Loving the game
But after a scope in January to clean out his knee, it felt better than it ever had. Suddenly, there was no pain. Anderson, now 6-3, 250 pounds, had a great spring and was listed behind Devonte Fields on the depth chart. Then, Fields’ two-game suspension in May for breaking unspecified team rules made Anderson the starter.
Gibbs struggles to find the words to match how the events in her son’s life have unfolded.
“I’m so looking forward to this game; words can’t even describe the emotions,” she said. “To see what that kid has gone through and to see him still standing there, and he hasn’t given up, and he’s going to play. The fact that that baby’s dream is still there and he’s still pursuing it? I am beyond proud of him.
“I can’t even explain how I feel about Matthew. He’s a wonderful kid.”
For Matt, returning to the field where his TCU career began is enough.

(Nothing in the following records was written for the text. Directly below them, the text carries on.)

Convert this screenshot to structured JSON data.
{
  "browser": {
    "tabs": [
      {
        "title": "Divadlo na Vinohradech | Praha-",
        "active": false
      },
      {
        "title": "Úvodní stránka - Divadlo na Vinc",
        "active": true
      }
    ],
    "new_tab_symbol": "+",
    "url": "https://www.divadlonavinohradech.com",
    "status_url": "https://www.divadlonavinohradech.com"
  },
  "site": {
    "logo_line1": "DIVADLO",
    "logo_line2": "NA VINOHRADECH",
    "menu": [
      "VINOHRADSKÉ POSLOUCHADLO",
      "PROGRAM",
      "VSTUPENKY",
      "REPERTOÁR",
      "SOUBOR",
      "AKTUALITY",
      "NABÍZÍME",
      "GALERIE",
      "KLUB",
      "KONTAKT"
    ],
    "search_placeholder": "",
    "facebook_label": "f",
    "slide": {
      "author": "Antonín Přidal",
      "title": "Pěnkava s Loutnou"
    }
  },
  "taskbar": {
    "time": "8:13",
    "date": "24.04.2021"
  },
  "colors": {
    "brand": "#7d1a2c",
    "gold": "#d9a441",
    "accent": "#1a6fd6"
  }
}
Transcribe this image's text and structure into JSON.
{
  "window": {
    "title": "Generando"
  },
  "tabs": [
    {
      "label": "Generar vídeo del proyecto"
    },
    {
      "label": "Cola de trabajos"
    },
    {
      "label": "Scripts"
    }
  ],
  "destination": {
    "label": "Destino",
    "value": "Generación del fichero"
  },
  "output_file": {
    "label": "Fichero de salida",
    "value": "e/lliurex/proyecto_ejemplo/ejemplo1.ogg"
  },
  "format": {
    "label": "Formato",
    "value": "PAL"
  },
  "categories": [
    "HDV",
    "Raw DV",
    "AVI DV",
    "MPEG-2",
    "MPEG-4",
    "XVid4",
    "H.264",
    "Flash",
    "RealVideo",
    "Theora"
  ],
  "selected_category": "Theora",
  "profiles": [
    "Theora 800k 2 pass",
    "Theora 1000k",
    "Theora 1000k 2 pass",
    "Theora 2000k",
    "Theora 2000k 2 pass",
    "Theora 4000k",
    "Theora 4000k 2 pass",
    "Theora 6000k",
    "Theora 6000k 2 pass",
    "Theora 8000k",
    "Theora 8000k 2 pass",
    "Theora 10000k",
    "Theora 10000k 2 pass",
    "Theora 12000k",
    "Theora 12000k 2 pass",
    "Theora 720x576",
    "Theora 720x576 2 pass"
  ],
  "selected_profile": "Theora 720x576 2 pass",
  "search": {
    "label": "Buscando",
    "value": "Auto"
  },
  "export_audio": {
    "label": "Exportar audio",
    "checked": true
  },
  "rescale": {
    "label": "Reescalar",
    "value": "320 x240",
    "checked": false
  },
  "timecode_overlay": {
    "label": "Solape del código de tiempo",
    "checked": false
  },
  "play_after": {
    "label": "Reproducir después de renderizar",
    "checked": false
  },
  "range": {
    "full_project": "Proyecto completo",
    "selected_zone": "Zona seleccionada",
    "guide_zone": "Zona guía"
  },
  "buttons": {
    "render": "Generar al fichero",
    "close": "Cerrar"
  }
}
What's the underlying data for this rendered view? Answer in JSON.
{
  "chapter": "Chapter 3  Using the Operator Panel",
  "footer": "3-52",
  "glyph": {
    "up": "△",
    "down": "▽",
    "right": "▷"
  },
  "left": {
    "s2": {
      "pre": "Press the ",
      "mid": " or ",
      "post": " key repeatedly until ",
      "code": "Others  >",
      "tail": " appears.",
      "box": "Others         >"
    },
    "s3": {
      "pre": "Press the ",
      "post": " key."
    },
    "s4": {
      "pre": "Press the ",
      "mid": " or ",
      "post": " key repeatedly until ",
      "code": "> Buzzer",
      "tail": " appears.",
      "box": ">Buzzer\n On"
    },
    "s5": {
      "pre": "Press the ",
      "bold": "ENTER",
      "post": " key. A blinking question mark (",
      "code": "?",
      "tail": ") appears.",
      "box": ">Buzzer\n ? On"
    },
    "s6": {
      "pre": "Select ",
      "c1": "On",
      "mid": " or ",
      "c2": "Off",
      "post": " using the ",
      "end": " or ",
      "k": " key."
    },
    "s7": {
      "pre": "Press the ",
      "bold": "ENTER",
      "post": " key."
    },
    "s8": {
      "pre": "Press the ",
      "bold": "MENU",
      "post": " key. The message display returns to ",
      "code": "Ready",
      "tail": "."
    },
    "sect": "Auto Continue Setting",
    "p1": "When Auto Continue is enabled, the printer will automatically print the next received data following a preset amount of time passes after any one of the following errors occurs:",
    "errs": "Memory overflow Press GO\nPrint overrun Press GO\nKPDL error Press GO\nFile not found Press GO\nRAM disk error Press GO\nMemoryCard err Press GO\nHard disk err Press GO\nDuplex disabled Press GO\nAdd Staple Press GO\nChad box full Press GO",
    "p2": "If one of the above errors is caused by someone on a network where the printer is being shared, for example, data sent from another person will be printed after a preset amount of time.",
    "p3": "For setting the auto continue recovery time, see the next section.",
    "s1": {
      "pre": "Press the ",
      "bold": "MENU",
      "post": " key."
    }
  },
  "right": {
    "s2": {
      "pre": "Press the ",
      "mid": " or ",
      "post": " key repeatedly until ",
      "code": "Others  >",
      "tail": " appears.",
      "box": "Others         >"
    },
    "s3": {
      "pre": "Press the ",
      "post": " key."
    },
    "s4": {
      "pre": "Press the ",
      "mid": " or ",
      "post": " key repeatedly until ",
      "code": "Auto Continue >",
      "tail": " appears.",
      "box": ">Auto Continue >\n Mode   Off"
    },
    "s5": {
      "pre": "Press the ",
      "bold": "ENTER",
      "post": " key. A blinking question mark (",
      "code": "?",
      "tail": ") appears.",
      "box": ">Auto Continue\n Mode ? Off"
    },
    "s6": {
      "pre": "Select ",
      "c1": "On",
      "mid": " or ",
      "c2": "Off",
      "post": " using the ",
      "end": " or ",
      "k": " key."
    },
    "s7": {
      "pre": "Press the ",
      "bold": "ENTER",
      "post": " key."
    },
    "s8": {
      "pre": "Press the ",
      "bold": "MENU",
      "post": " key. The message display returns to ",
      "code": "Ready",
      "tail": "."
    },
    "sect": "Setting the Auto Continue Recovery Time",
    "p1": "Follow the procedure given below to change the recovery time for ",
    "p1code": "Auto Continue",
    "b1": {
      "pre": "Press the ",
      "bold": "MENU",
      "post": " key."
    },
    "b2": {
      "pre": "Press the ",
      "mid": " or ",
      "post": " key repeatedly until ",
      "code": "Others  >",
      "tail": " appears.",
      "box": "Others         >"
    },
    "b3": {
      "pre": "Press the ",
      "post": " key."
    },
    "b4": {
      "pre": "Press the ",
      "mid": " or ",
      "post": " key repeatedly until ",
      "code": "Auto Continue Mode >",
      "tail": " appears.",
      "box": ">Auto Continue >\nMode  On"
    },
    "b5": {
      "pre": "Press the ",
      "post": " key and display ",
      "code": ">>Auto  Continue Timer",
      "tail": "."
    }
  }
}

“It actually is a dream come true. It just kind of shows me that my determination not to quit and to push through the hard times was worth it, that there is a light at the end of the tunnel,” he said. “That’s basically how I feel right now, regardless if I am starting or just doing special teams.
“I’m just happy to be part of the team and out on the field contributing in any way I possibly can. Starting or not, as long as I get to play.”